Recorded data:

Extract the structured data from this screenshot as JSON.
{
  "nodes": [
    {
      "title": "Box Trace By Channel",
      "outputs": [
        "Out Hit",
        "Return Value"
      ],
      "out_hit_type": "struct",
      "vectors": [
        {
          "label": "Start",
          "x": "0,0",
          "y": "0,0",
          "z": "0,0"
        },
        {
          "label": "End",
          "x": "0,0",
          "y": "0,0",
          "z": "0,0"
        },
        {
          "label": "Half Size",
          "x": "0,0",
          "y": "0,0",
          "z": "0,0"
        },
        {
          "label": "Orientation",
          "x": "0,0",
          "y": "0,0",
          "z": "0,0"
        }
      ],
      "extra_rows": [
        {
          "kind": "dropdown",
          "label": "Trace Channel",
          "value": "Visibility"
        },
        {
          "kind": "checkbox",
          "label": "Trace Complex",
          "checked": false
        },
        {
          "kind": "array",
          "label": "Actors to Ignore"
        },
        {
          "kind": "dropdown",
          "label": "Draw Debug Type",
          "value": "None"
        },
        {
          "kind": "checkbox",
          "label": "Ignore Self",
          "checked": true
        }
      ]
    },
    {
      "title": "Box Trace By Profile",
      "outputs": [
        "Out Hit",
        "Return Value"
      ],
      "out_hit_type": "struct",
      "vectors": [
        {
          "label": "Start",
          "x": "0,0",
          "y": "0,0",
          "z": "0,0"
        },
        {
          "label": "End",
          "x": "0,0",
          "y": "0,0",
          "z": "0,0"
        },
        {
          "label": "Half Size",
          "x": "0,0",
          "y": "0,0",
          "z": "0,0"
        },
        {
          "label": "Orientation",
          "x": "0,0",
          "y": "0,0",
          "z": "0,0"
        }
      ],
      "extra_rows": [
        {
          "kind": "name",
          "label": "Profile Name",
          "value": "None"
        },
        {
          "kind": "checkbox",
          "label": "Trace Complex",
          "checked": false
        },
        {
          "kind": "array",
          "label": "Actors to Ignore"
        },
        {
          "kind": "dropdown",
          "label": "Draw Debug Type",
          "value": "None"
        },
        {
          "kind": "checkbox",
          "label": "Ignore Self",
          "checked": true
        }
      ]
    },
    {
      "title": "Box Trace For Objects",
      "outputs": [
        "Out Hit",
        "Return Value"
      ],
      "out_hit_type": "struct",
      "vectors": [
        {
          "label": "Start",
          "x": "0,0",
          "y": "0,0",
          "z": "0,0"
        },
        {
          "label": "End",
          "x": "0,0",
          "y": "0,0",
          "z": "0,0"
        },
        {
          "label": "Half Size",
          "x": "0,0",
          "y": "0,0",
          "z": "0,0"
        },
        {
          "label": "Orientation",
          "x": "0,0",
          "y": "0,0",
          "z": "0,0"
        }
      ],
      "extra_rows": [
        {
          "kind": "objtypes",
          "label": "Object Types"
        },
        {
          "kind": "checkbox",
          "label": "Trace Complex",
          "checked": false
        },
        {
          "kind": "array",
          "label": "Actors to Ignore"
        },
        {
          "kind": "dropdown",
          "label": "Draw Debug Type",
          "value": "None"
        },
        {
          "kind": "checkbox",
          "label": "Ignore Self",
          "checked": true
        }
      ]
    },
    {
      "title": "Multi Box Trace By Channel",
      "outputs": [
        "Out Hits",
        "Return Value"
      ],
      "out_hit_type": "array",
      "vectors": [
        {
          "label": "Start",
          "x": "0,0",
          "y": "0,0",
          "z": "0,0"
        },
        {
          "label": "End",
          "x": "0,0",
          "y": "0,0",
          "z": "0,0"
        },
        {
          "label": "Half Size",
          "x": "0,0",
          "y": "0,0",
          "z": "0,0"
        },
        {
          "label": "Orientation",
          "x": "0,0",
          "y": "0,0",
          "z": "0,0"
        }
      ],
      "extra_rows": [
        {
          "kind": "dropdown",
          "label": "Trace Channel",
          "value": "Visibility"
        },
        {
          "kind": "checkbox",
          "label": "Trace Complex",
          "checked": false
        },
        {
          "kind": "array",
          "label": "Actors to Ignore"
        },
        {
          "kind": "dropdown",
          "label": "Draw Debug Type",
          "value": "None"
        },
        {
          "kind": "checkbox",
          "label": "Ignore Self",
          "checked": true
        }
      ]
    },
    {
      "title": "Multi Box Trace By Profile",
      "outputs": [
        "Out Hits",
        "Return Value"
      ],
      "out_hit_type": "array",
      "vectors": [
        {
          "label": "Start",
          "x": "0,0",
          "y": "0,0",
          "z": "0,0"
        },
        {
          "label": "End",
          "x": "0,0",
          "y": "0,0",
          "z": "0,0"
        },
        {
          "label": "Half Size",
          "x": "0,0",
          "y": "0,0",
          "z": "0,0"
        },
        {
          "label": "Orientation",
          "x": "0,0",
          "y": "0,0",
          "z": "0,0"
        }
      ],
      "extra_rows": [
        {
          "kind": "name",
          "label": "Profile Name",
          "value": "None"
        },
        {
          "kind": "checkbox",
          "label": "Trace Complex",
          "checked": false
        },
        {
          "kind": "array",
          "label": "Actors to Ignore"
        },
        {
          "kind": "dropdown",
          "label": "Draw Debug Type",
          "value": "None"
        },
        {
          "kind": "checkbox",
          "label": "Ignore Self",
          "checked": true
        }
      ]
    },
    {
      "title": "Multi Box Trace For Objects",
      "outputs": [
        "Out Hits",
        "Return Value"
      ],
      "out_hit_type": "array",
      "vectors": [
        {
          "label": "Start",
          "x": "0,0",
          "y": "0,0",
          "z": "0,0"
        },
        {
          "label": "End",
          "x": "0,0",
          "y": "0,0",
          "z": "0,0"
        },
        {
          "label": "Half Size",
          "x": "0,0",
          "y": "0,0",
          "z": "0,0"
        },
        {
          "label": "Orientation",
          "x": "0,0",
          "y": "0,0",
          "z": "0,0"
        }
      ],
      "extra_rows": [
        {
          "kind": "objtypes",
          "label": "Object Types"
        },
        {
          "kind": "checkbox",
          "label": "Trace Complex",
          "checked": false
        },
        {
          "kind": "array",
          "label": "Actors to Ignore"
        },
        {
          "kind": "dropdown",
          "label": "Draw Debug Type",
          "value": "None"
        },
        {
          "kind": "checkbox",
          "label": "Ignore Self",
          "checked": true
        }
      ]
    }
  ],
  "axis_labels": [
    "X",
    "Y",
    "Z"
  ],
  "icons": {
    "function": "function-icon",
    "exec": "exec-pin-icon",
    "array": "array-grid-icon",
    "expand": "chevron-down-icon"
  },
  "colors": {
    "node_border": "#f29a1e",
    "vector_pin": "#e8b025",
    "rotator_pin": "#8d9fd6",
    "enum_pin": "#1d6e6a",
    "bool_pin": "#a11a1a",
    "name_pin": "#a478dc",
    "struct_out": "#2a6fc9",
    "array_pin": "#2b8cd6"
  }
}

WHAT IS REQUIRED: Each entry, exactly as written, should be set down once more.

RESPONSE BOX:
Extract the structured data from this screenshot as JSON.
{
  "nodes": [
    {
      "title": "Box Trace By Channel",
      "outputs": [
        "Out Hit",
        "Return Value"
      ],
      "out_hit_type": "struct",
      "vectors": [
        {
          "label": "Start",
          "x": "0,0",
          "y": "0,0",
          "z": "0,0"
        },
        {
          "label": "End",
          "x": "0,0",
          "y": "0,0",
          "z": "0,0"
        },
        {
          "label": "Half Size",
          "x": "0,0",
          "y": "0,0",
          "z": "0,0"
        },
        {
          "label": "Orientation",
          "x": "0,0",
          "y": "0,0",
          "z": "0,0"
        }
      ],
      "extra_rows": [
        {
          "kind": "dropdown",
          "label": "Trace Channel",
          "value": "Visibility"
        },
        {
          "kind": "checkbox",
          "label": "Trace Complex",
          "checked": false
        },
        {
          "kind": "array",
          "label": "Actors to Ignore"
        },
        {
          "kind": "dropdown",
          "label": "Draw Debug Type",
          "value": "None"
        },
        {
          "kind": "checkbox",
          "label": "Ignore Self",
          "checked": true
        }
      ]
    },
    {
      "title": "Box Trace By Profile",
      "outputs": [
        "Out Hit",
        "Return Value"
      ],
      "out_hit_type": "struct",
      "vectors": [
        {
          "label": "Start",
          "x": "0,0",
          "y": "0,0",
          "z": "0,0"
        },
        {
          "label": "End",
          "x": "0,0",
          "y": "0,0",
          "z": "0,0"
        },
        {
          "label": "Half Size",
          "x": "0,0",
          "y": "0,0",
          "z": "0,0"
        },
        {
          "label": "Orientation",
          "x": "0,0",
          "y": "0,0",
          "z": "0,0"
        }
      ],
      "extra_rows": [
        {
          "kind": "name",
          "label": "Profile Name",
          "value": "None"
        },
        {
          "kind": "checkbox",
          "label": "Trace Complex",
          "checked": false
        },
        {
          "kind": "array",
          "label": "Actors to Ignore"
        },
        {
          "kind": "dropdown",
          "label": "Draw Debug Type",
          "value": "None"
        },
        {
          "kind": "checkbox",
          "label": "Ignore Self",
          "checked": true
        }
      ]
    },
    {
      "title": "Box Trace For Objects",
      "outputs": [
        "Out Hit",
        "Return Value"
      ],
      "out_hit_type": "struct",
      "vectors": [
        {
          "label": "Start",
          "x": "0,0",
          "y": "0,0",
          "z": "0,0"
        },
        {
          "label": "End",
          "x": "0,0",
          "y": "0,0",
          "z": "0,0"
        },
        {
          "label": "Half Size",
          "x": "0,0",
          "y": "0,0",
          "z": "0,0"
        },
        {
          "label": "Orientation",
          "x": "0,0",
          "y": "0,0",
          "z": "0,0"
        }
      ],
      "extra_rows": [
        {
          "kind": "objtypes",
          "label": "Object Types"
        },
        {
          "kind": "checkbox",
          "label": "Trace Complex",
          "checked": false
        },
        {
          "kind": "array",
          "label": "Actors to Ignore"
        },
        {
          "kind": "dropdown",
          "label": "Draw Debug Type",
          "value": "None"
        },
        {
          "kind": "checkbox",
          "label": "Ignore Self",
          "checked": true
        }
      ]
    },
    {
      "title": "Multi Box Trace By Channel",
      "outputs": [
        "Out Hits",
        "Return Value"
      ],
      "out_hit_type": "array",
      "vectors": [
        {
          "label": "Start",
          "x": "0,0",
          "y": "0,0",
          "z": "0,0"
        },
        {
          "label": "End",
          "x": "0,0",
          "y": "0,0",
          "z": "0,0"
        },
        {
          "label": "Half Size",
          "x": "0,0",
          "y": "0,0",
          "z": "0,0"
        },
        {
          "label": "Orientation",
          "x": "0,0",
          "y": "0,0",
          "z": "0,0"
        }
      ],
      "extra_rows": [
        {
          "kind": "dropdown",
          "label": "Trace Channel",
          "value": "Visibility"
        },
        {
          "kind": "checkbox",
          "label": "Trace Complex",
          "checked": false
        },
        {
          "kind": "array",
          "label": "Actors to Ignore"
        },
        {
          "kind": "dropdown",
          "label": "Draw Debug Type",
          "value": "None"
        },
        {
          "kind": "checkbox",
          "label": "Ignore Self",
          "checked": true
        }
      ]
    },
    {
      "title": "Multi Box Trace By Profile",
      "outputs": [
        "Out Hits",
        "Return Value"
      ],
      "out_hit_type": "array",
      "vectors": [
        {
          "label": "Start",
          "x": "0,0",
          "y": "0,0",
          "z": "0,0"
        },
        {
          "label": "End",
          "x": "0,0",
          "y": "0,0",
          "z": "0,0"
        },
        {
          "label": "Half Size",
          "x": "0,0",
          "y": "0,0",
          "z": "0,0"
        },
        {
          "label": "Orientation",
          "x": "0,0",
          "y": "0,0",
          "z": "0,0"
        }
      ],
      "extra_rows": [
        {
          "kind": "name",
          "label": "Profile Name",
          "value": "None"
        },
        {
          "kind": "checkbox",
          "label": "Trace Complex",
          "checked": false
        },
        {
          "kind": "array",
          "label": "Actors to Ignore"
        },
        {
          "kind": "dropdown",
          "label": "Draw Debug Type",
          "value": "None"
        },
        {
          "kind": "checkbox",
          "label": "Ignore Self",
          "checked": true
        }
      ]
    },
    {
      "title": "Multi Box Trace For Objects",
      "outputs": [
        "Out Hits",
        "Return Value"
      ],
      "out_hit_type": "array",
      "vectors": [
        {
          "label": "Start",
          "x": "0,0",
          "y": "0,0",
          "z": "0,0"
        },
        {
          "label": "End",
          "x": "0,0",
          "y": "0,0",
          "z": "0,0"
        },
        {
          "label": "Half Size",
          "x": "0,0",
          "y": "0,0",
          "z": "0,0"
        },
        {
          "label": "Orientation",
          "x": "0,0",
          "y": "0,0",
          "z": "0,0"
        }
      ],
      "extra_rows": [
        {
          "kind": "objtypes",
          "label": "Object Types"
        },
        {
          "kind": "checkbox",
          "label": "Trace Complex",
          "checked": false
        },
        {
          "kind": "array",
          "label": "Actors to Ignore"
        },
        {
          "kind": "dropdown",
          "label": "Draw Debug Type",
          "value": "None"
        },
        {
          "kind": "checkbox",
          "label": "Ignore Self",
          "checked": true
        }
      ]
    }
  ],
  "axis_labels": [
    "X",
    "Y",
    "Z"
  ],
  "icons": {
    "function": "function-icon",
    "exec": "exec-pin-icon",
    "array": "array-grid-icon",
    "expand": "chevron-down-icon"
  },
  "colors": {
    "node_border": "#f29a1e",
    "vector_pin": "#e8b025",
    "rotator_pin": "#8d9fd6",
    "enum_pin": "#1d6e6a",
    "bool_pin": "#a11a1a",
    "name_pin": "#a478dc",
    "struct_out": "#2a6fc9",
    "array_pin": "#2b8cd6"
  }
}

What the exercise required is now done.